According to the U. S. Department of Labor, in May 2019 nearly 40 percent of the 66,400 aerospace engineers employed in the United States worked in the aerospace product and parts manufacturing industries. About 16 percent are employed in federal government agencies, primarily the Department of Defense and NASA, and 15 percent work in engineering services. Other employers include research and development, and navigational, measuring, electromedical, and control instruments manufacturing firms.
Those entering the field of avionics must first obtain the necessary training in electronics. Following that training, the school's career services department can help locate prospective employers, arrange interviews, and advise about an employment search. Other possibilities are to contact an employment agency or to approach a prospective employer directly. Service in the military is an excellent way to gain education, training, and experience in avionics; many companies are eager to hire engineers with a military background.
Avionics engineers are already at an advanced position but may move up to become engineering supervisors or managers. Some engineers may teach at universities and write books and articles about the field.
Tips for Entry
Participate in the National Society of Professional Engineers’ mentoring program (https://www.nspe.org/resources/career-center).
To learn more about trends in the industry and potential employers, read publications such as
- Aerospace America (https://aerospaceamerica.aiaa.org)
- Aerospace & Defense Technology (https://www.sae.org/publications/magazines/aerospace-engineering-aerospace-defense-technology)
- PE Magazine (https://www.nspe.org/resources/pe-magazine)

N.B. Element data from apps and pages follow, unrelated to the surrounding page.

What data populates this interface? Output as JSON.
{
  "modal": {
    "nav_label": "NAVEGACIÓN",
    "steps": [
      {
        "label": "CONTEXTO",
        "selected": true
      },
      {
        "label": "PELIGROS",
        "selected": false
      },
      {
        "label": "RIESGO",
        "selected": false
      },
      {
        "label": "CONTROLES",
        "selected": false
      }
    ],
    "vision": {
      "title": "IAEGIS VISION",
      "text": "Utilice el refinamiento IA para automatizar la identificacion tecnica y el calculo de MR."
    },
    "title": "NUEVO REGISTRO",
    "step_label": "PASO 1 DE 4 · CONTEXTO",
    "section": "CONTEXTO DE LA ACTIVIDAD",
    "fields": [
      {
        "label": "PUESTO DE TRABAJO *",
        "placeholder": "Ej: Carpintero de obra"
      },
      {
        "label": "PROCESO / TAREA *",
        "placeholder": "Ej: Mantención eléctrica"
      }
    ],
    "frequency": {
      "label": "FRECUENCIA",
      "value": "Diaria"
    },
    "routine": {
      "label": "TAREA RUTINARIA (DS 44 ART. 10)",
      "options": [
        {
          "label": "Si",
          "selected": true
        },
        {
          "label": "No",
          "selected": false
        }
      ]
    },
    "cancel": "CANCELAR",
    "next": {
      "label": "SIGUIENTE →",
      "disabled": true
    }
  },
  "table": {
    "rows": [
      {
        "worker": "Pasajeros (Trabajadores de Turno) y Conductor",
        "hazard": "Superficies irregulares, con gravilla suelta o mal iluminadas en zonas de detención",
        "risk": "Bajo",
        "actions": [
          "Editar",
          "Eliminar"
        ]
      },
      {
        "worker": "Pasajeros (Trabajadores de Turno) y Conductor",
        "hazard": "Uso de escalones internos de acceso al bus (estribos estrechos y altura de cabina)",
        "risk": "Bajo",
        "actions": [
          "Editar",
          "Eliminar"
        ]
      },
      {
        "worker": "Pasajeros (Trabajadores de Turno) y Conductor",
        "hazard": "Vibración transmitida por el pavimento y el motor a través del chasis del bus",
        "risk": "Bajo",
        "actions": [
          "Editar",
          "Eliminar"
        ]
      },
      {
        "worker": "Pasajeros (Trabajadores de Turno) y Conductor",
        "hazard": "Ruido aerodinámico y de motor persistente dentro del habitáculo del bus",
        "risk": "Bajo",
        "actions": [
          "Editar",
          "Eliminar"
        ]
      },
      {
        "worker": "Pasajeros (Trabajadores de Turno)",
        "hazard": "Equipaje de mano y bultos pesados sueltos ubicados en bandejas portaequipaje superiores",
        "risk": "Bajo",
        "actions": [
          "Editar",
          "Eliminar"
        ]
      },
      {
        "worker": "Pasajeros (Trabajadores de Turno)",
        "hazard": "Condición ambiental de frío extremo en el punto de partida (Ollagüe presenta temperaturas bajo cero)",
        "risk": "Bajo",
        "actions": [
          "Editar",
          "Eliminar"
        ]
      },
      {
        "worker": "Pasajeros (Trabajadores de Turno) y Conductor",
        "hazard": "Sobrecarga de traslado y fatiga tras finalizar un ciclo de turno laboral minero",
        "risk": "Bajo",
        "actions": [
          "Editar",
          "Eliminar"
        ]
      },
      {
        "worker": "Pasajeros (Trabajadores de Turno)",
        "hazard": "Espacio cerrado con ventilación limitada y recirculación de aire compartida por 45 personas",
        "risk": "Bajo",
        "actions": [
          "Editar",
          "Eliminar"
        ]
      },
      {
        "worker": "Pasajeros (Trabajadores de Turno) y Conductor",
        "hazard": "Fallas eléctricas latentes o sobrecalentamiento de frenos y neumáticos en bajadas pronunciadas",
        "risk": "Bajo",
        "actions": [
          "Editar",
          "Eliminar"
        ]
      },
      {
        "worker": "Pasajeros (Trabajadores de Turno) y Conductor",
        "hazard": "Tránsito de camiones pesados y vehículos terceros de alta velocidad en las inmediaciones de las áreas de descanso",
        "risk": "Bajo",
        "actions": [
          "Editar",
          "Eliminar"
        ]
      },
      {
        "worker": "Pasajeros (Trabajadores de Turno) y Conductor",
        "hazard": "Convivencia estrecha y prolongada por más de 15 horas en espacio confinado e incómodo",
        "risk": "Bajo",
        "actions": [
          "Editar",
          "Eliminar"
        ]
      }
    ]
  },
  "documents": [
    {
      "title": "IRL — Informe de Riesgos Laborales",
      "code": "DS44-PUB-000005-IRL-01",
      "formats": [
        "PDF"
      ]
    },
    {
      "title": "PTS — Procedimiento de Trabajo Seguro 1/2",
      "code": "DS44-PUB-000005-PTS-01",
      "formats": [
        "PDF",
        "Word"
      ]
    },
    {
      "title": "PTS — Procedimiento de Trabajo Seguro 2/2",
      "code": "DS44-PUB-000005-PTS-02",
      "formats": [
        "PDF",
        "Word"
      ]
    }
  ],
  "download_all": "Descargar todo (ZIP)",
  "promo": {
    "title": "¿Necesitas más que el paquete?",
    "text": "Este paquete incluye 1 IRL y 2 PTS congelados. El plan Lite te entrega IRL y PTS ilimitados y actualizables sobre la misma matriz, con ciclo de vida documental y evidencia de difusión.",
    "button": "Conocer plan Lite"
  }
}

Visit the following Web sites for job listings:
Conduct information interviews with avionics engineers and ask them for advice on preparing for and entering the field.